The two days of training were for Evolve staff to consider and further develop ideas for the forthcoming XLR8 Transition Camps. The first was based in Birmingham for the West Midlands and Wales regions, the second in Wakefield for the Yorkshire and Humberside regions. The sessions were co-delivered by myself and the ever-enthusiastic Graham Morgan, complete with his recent RADA qualification.

Both training sessions allowed us to share our ideas and take on board suggestions that will make the XLR8 Transition Camps outstanding. The Evolve Health Mentors embraced the ideas and rightly identified areas to improve. I was really impressed by the discussions and dialogue during the group tasks. It was heartwarming to hear the Health Mentors use phrases such as ‘active learning’ and recognising ‘the need for progression’.

I was also particularly impressed by the way the Health Mentors from the different regions worked collaboratively in their teams.

One graduate commented that the structure of planning was excellent. One apprentice was pleased that the programme was ‘targeting different children…not just sporty ones’.

Funding means that the 2week XLR8 Transition Camps are free, with two themes: ‘Super-Heroes’ and ‘What’s THE Idea?’

Both themes follow a four format day:

  • XLR8 Vitality – Physical Engagement Games
  • XLR8 Enterprise – Enquiring Minds
  • XLR8 Enterprise – DigITal Media
  • XLR8 Talent – Creative Arts and Performance

If I was the parent of a Year 6 child, or indeed an actual Year 6 child, I would be smiling.
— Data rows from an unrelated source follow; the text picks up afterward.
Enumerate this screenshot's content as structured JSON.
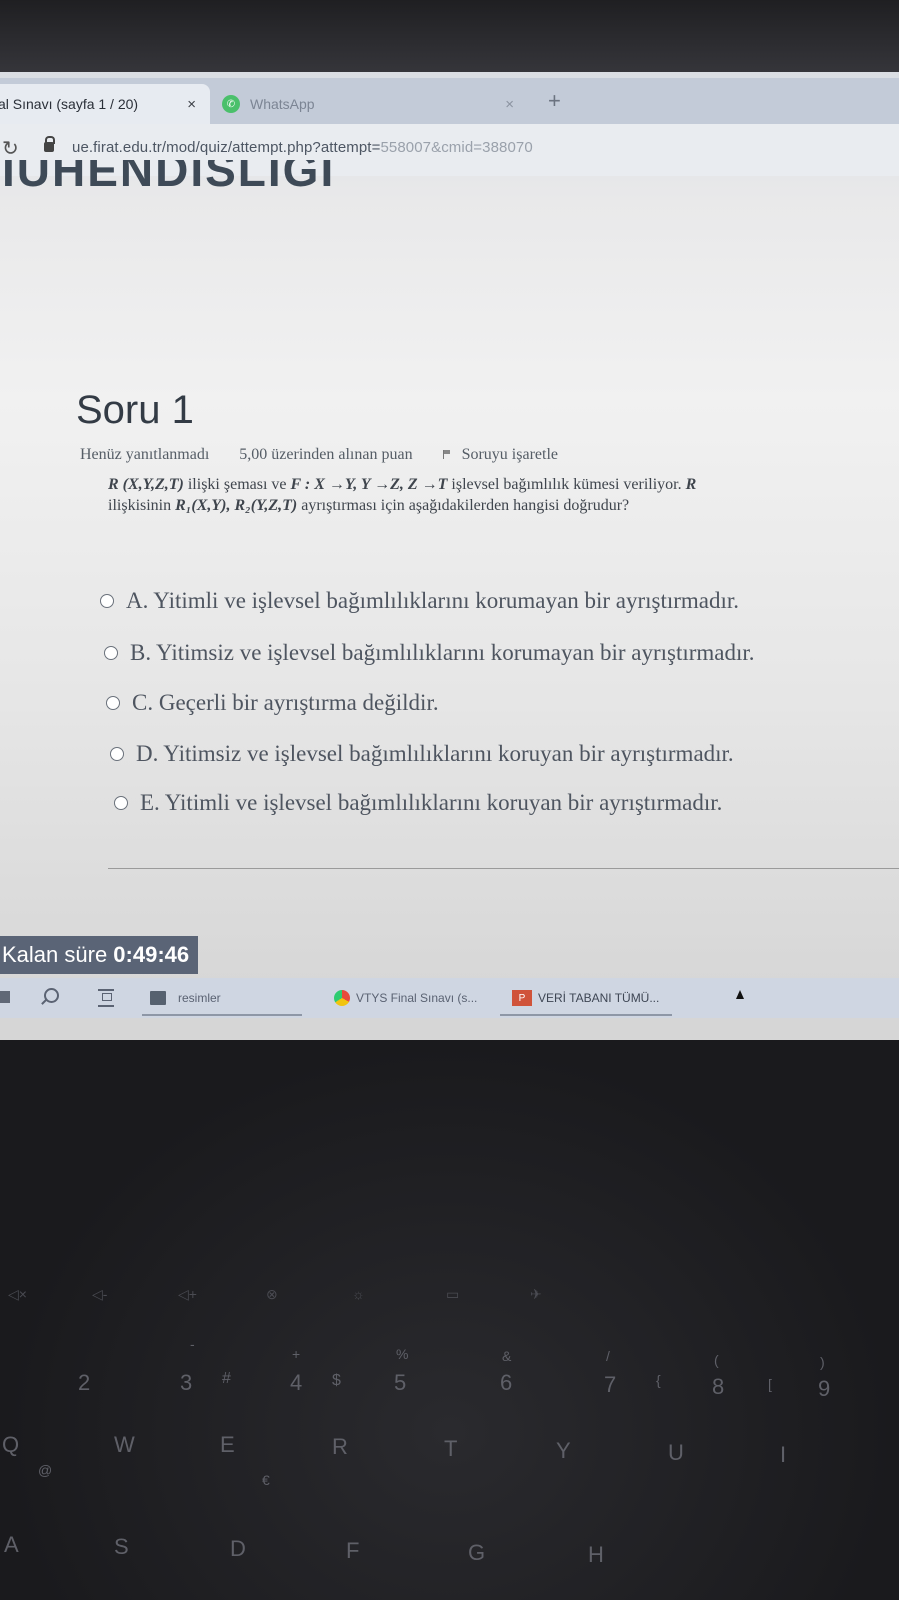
{
  "browser": {
    "active_tab_title": "al Sınavı (sayfa 1 / 20)",
    "second_tab_title": "WhatsApp",
    "close_glyph": "×",
    "new_tab_glyph": "+",
    "url_main": "ue.firat.edu.tr/mod/quiz/attempt.php?attempt=",
    "url_dim": "558007&cmid=388070"
  },
  "page": {
    "heading_fragment": "IUHENDISLIGI",
    "question_title": "Soru 1",
    "status": "Henüz yanıtlanmadı",
    "points": "5,00 üzerinden alınan puan",
    "flag_label": "Soruyu işaretle",
    "question_text_html_parts": {
      "line1_a": "R (X,Y,Z,T)",
      "line1_b": " ilişki şeması ve ",
      "line1_c": "F : X →Y, Y →Z, Z →T",
      "line1_d": " işlevsel bağımlılık kümesi veriliyor. ",
      "line1_e": "R",
      "line2_a": "ilişkisinin ",
      "line2_b": "R₁(X,Y), R₂(Y,Z,T)",
      "line2_c": " ayrıştırması için aşağıdakilerden hangisi doğrudur?"
    },
    "options": [
      "A. Yitimli ve işlevsel bağımlılıklarını korumayan bir ayrıştırmadır.",
      "B. Yitimsiz ve işlevsel bağımlılıklarını korumayan bir ayrıştırmadır.",
      "C. Geçerli bir ayrıştırma değildir.",
      "D. Yitimsiz ve işlevsel bağımlılıklarını koruyan bir ayrıştırmadır.",
      "E. Yitimli ve işlevsel bağımlılıklarını koruyan bir ayrıştırmadır."
    ],
    "timer_label": "Kalan süre ",
    "timer_value": "0:49:46"
  },
  "taskbar": {
    "folder_label": "resimler",
    "chrome_label": "VTYS Final Sınavı (s...",
    "ppt_label": "VERİ TABANI TÜMÜ..."
  },
  "keyboard": {
    "number_row": [
      "2",
      "3",
      "4",
      "5",
      "6",
      "7",
      "8",
      "9"
    ],
    "symbol_row": [
      "#",
      "$",
      "%",
      "&",
      "/",
      "(",
      ")"
    ],
    "letter_row": [
      "Q",
      "W",
      "E",
      "R",
      "T",
      "Y",
      "U",
      "I"
    ],
    "home_row": [
      "A",
      "S",
      "D",
      "F",
      "G",
      "H"
    ],
    "extra_symbols": [
      "€",
      "@",
      "[",
      "{",
      "+",
      "-"
    ]
  }
}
The sessions promise to be fun and active with opportunities to make new friends and help make transition smoother. Watch this space for further information…or better still, give me or Evolve a shout…

Meanwhile, I am now off to re-draft further sessions featuring various Super-Heroes. However, I really need to remove the mental image of Super Man struggling to use the Corby Trouser Press on his cape, tights and underwear…

Images Courtesy of Google Images:

Bryn Llewellyn, 14 June 2011